- Familiar – The scenario should explain the task in the user’s language and related to their usual context
- Not too detailed – Explaining exactly how the user should achieve the goal will bias how they attempt to do so, defeating the purpose of the test
An example of a scenario:
“You’ve forgotten your password for this website. Go and request a reminder.”
Jakob Nielsen writes in detail about the maths behind his assertion that you find the majority of usability issues after running only five tests. From direct experience, I can happily say that this really does seem to be the case in real life, providing all five users are representative of a single user persona. If you need to test multiple user personas, for example both novice users and power users, you’re going to need a minimum of five users for each.
Of course, there’s nothing stopping you testing with more than five users. In practice, you’ll probably find the law of diminishing returns comes in to play.
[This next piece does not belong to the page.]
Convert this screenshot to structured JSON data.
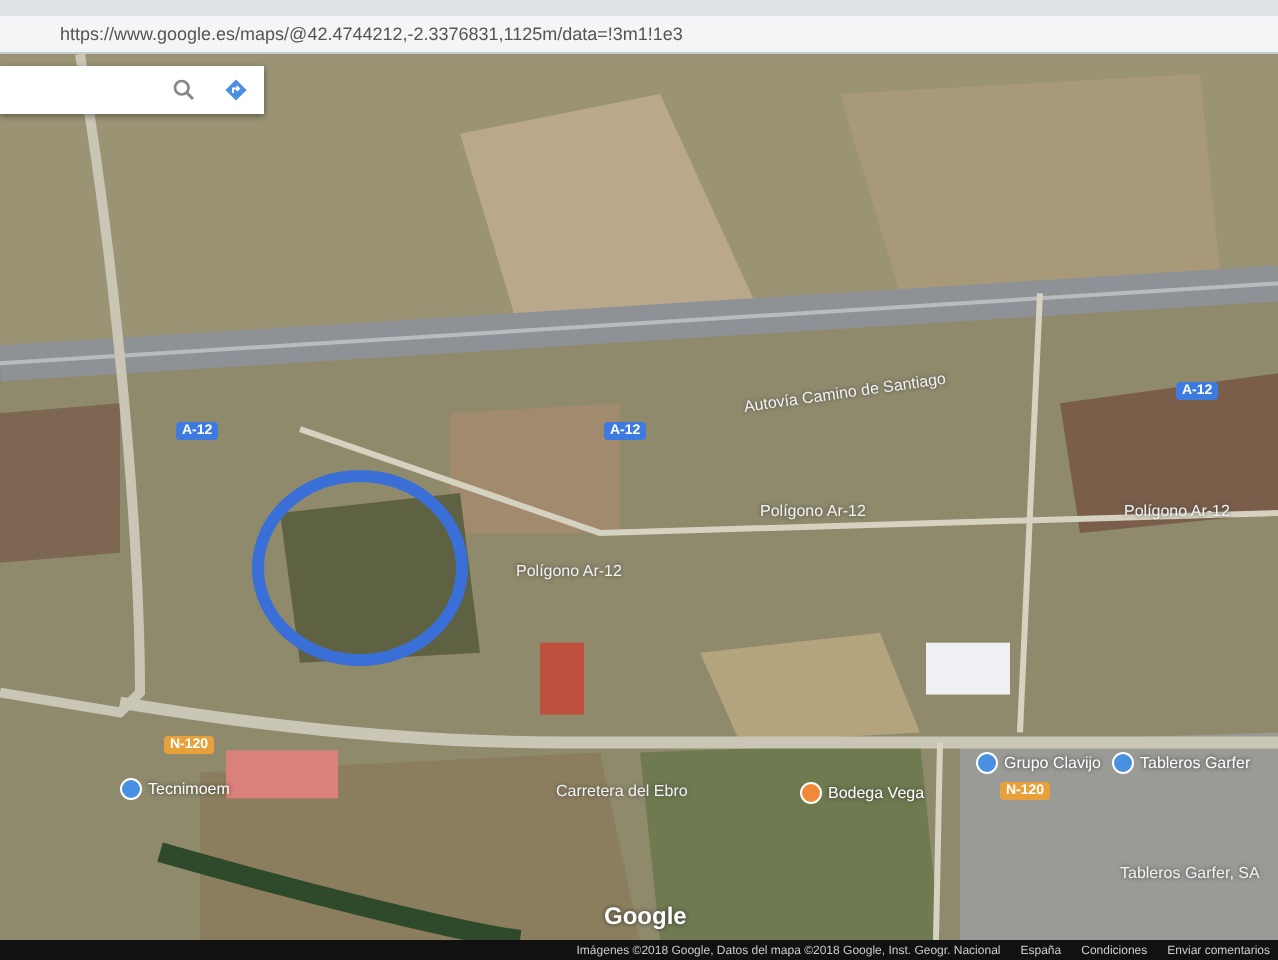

Given that we came into lo-fi usability testing as a means of keeping the time, effort and cost down, we can safely stick with five.
Preparing the room #
- If you can, run the usability test in the user’s own environment
- Otherwise, find a quiet room where you and the test participant are unlikely to be disturbed
- If you’re using a laptop, provide a separate keyboard and mouse if you can, unless you specifically need to test usability of the software or website with the laptop’s built-in touchpad
- Allocate about forty-five minutes for the session to allow a few minutes’ preamble, but no longer to avoid user fatigue
- Bring a few pens and lots of paper to take down notes
- Sit the user in the ‘driving seat’
- Sit alongside the user where you can see what they’re seeing on the screen, but also be able to see their face and how they use the mouse
- Keep an eye on the time, particularly if you’re running several sessions back-to-back, though avoid having a huge clock in front of the user – it’s not a timed examination
That covers the preparation for a usability test. Next time, ten top tips for running the usability test itself. Thanks for reading.